Your task is to output the data exactly as it stands.

Source data:
━━━

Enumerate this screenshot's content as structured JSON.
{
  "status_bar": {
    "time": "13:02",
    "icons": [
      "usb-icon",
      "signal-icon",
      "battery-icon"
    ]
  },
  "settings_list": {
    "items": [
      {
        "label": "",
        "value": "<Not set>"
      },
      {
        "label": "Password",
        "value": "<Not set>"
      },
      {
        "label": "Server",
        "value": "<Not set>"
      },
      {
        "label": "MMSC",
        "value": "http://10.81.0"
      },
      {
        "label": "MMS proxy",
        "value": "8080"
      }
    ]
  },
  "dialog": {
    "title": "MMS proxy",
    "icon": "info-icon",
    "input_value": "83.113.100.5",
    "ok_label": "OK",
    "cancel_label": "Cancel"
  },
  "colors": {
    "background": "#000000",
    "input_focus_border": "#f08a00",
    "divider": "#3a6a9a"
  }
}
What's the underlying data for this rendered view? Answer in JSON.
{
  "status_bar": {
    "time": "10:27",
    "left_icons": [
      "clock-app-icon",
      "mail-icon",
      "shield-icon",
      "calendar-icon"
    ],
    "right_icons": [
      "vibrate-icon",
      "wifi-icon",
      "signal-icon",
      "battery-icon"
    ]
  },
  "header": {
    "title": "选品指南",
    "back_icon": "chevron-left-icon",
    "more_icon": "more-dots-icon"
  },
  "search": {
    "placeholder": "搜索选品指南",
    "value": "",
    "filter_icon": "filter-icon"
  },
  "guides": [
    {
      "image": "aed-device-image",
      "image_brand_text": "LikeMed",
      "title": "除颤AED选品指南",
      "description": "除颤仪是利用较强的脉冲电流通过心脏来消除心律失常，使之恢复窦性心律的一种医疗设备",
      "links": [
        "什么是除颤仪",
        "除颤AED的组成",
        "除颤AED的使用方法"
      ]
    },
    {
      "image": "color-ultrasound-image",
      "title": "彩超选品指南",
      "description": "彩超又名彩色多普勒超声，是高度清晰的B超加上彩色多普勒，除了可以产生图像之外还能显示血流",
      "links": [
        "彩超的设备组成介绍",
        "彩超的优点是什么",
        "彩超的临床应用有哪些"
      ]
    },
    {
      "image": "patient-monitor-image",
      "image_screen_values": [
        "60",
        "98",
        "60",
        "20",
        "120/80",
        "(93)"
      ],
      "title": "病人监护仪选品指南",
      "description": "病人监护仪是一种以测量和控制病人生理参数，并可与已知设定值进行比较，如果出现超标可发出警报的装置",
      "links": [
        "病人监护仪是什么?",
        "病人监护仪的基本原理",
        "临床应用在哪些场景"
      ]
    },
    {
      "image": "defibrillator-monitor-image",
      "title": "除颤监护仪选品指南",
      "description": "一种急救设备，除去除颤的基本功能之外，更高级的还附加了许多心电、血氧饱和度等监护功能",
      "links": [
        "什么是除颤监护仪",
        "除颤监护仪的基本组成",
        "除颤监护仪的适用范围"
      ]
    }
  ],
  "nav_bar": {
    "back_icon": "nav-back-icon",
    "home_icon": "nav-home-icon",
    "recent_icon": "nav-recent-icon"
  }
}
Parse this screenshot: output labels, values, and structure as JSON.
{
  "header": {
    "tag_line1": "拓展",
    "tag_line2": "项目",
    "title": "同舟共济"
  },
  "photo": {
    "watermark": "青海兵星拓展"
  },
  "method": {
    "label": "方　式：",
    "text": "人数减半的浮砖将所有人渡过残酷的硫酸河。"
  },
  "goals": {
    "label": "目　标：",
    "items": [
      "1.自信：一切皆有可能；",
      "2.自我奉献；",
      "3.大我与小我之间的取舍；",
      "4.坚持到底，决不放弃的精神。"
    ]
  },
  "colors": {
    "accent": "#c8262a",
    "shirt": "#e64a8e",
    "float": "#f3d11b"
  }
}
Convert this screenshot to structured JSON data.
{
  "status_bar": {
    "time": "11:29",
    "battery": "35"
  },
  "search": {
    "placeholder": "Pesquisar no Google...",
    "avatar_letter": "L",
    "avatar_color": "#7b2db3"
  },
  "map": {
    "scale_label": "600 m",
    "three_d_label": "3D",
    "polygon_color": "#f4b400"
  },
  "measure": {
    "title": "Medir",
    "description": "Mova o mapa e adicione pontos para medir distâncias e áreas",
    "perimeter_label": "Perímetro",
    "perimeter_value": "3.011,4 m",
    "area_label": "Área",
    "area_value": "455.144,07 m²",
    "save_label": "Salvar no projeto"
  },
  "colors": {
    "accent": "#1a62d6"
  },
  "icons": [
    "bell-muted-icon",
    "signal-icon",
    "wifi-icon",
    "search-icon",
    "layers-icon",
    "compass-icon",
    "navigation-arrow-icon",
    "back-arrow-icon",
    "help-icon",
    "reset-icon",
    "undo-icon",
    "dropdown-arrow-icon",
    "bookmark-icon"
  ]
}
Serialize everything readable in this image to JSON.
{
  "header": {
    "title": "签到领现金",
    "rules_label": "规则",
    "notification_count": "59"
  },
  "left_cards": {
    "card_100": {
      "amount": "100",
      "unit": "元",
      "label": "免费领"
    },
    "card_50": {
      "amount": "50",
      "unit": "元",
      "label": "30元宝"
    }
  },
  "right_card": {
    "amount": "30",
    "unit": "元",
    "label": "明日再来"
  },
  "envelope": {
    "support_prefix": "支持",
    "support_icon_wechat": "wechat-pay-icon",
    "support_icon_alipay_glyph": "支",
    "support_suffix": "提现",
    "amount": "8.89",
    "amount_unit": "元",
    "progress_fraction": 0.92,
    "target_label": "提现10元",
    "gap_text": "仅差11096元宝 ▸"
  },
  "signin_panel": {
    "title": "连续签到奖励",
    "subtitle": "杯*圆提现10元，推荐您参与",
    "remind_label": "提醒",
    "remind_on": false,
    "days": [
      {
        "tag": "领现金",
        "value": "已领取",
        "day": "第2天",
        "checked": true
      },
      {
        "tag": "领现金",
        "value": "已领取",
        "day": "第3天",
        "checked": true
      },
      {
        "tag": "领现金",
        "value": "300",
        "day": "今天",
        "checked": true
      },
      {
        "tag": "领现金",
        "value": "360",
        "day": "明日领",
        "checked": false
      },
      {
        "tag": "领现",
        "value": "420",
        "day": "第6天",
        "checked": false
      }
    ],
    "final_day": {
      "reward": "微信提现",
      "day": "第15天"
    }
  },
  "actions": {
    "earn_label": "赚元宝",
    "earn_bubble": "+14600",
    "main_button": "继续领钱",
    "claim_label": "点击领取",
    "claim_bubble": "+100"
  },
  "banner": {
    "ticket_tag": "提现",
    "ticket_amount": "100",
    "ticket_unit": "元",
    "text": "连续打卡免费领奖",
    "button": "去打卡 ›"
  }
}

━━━

**Solution**
Enumerate this screenshot's content as structured JSON.
{
  "status_bar": {
    "time": "13:02",
    "icons": [
      "usb-icon",
      "signal-icon",
      "battery-icon"
    ]
  },
  "settings_list": {
    "items": [
      {
        "label": "",
        "value": "<Not set>"
      },
      {
        "label": "Password",
        "value": "<Not set>"
      },
      {
        "label": "Server",
        "value": "<Not set>"
      },
      {
        "label": "MMSC",
        "value": "http://10.81.0"
      },
      {
        "label": "MMS proxy",
        "value": "8080"
      }
    ]
  },
  "dialog": {
    "title": "MMS proxy",
    "icon": "info-icon",
    "input_value": "83.113.100.5",
    "ok_label": "OK",
    "cancel_label": "Cancel"
  },
  "colors": {
    "background": "#000000",
    "input_focus_border": "#f08a00",
    "divider": "#3a6a9a"
  }
}
What's the underlying data for this rendered view? Answer in JSON.
{
  "status_bar": {
    "time": "10:27",
    "left_icons": [
      "clock-app-icon",
      "mail-icon",
      "shield-icon",
      "calendar-icon"
    ],
    "right_icons": [
      "vibrate-icon",
      "wifi-icon",
      "signal-icon",
      "battery-icon"
    ]
  },
  "header": {
    "title": "选品指南",
    "back_icon": "chevron-left-icon",
    "more_icon": "more-dots-icon"
  },
  "search": {
    "placeholder": "搜索选品指南",
    "value": "",
    "filter_icon": "filter-icon"
  },
  "guides": [
    {
      "image": "aed-device-image",
      "image_brand_text": "LikeMed",
      "title": "除颤AED选品指南",
      "description": "除颤仪是利用较强的脉冲电流通过心脏来消除心律失常，使之恢复窦性心律的一种医疗设备",
      "links": [
        "什么是除颤仪",
        "除颤AED的组成",
        "除颤AED的使用方法"
      ]
    },
    {
      "image": "color-ultrasound-image",
      "title": "彩超选品指南",
      "description": "彩超又名彩色多普勒超声，是高度清晰的B超加上彩色多普勒，除了可以产生图像之外还能显示血流",
      "links": [
        "彩超的设备组成介绍",
        "彩超的优点是什么",
        "彩超的临床应用有哪些"
      ]
    },
    {
      "image": "patient-monitor-image",
      "image_screen_values": [
        "60",
        "98",
        "60",
        "20",
        "120/80",
        "(93)"
      ],
      "title": "病人监护仪选品指南",
      "description": "病人监护仪是一种以测量和控制病人生理参数，并可与已知设定值进行比较，如果出现超标可发出警报的装置",
      "links": [
        "病人监护仪是什么?",
        "病人监护仪的基本原理",
        "临床应用在哪些场景"
      ]
    },
    {
      "image": "defibrillator-monitor-image",
      "title": "除颤监护仪选品指南",
      "description": "一种急救设备，除去除颤的基本功能之外，更高级的还附加了许多心电、血氧饱和度等监护功能",
      "links": [
        "什么是除颤监护仪",
        "除颤监护仪的基本组成",
        "除颤监护仪的适用范围"
      ]
    }
  ],
  "nav_bar": {
    "back_icon": "nav-back-icon",
    "home_icon": "nav-home-icon",
    "recent_icon": "nav-recent-icon"
  }
}
Parse this screenshot: output labels, values, and structure as JSON.
{
  "header": {
    "tag_line1": "拓展",
    "tag_line2": "项目",
    "title": "同舟共济"
  },
  "photo": {
    "watermark": "青海兵星拓展"
  },
  "method": {
    "label": "方　式：",
    "text": "人数减半的浮砖将所有人渡过残酷的硫酸河。"
  },
  "goals": {
    "label": "目　标：",
    "items": [
      "1.自信：一切皆有可能；",
      "2.自我奉献；",
      "3.大我与小我之间的取舍；",
      "4.坚持到底，决不放弃的精神。"
    ]
  },
  "colors": {
    "accent": "#c8262a",
    "shirt": "#e64a8e",
    "float": "#f3d11b"
  }
}
Convert this screenshot to structured JSON data.
{
  "status_bar": {
    "time": "11:29",
    "battery": "35"
  },
  "search": {
    "placeholder": "Pesquisar no Google...",
    "avatar_letter": "L",
    "avatar_color": "#7b2db3"
  },
  "map": {
    "scale_label": "600 m",
    "three_d_label": "3D",
    "polygon_color": "#f4b400"
  },
  "measure": {
    "title": "Medir",
    "description": "Mova o mapa e adicione pontos para medir distâncias e áreas",
    "perimeter_label": "Perímetro",
    "perimeter_value": "3.011,4 m",
    "area_label": "Área",
    "area_value": "455.144,07 m²",
    "save_label": "Salvar no projeto"
  },
  "colors": {
    "accent": "#1a62d6"
  },
  "icons": [
    "bell-muted-icon",
    "signal-icon",
    "wifi-icon",
    "search-icon",
    "layers-icon",
    "compass-icon",
    "navigation-arrow-icon",
    "back-arrow-icon",
    "help-icon",
    "reset-icon",
    "undo-icon",
    "dropdown-arrow-icon",
    "bookmark-icon"
  ]
}
Serialize everything readable in this image to JSON.
{
  "header": {
    "title": "签到领现金",
    "rules_label": "规则",
    "notification_count": "59"
  },
  "left_cards": {
    "card_100": {
      "amount": "100",
      "unit": "元",
      "label": "免费领"
    },
    "card_50": {
      "amount": "50",
      "unit": "元",
      "label": "30元宝"
    }
  },
  "right_card": {
    "amount": "30",
    "unit": "元",
    "label": "明日再来"
  },
  "envelope": {
    "support_prefix": "支持",
    "support_icon_wechat": "wechat-pay-icon",
    "support_icon_alipay_glyph": "支",
    "support_suffix": "提现",
    "amount": "8.89",
    "amount_unit": "元",
    "progress_fraction": 0.92,
    "target_label": "提现10元",
    "gap_text": "仅差11096元宝 ▸"
  },
  "signin_panel": {
    "title": "连续签到奖励",
    "subtitle": "杯*圆提现10元，推荐您参与",
    "remind_label": "提醒",
    "remind_on": false,
    "days": [
      {
        "tag": "领现金",
        "value": "已领取",
        "day": "第2天",
        "checked": true
      },
      {
        "tag": "领现金",
        "value": "已领取",
        "day": "第3天",
        "checked": true
      },
      {
        "tag": "领现金",
        "value": "300",
        "day": "今天",
        "checked": true
      },
      {
        "tag": "领现金",
        "value": "360",
        "day": "明日领",
        "checked": false
      },
      {
        "tag": "领现",
        "value": "420",
        "day": "第6天",
        "checked": false
      }
    ],
    "final_day": {
      "reward": "微信提现",
      "day": "第15天"
    }
  },
  "actions": {
    "earn_label": "赚元宝",
    "earn_bubble": "+14600",
    "main_button": "继续领钱",
    "claim_label": "点击领取",
    "claim_bubble": "+100"
  },
  "banner": {
    "ticket_tag": "提现",
    "ticket_amount": "100",
    "ticket_unit": "元",
    "text": "连续打卡免费领奖",
    "button": "去打卡 ›"
  }
}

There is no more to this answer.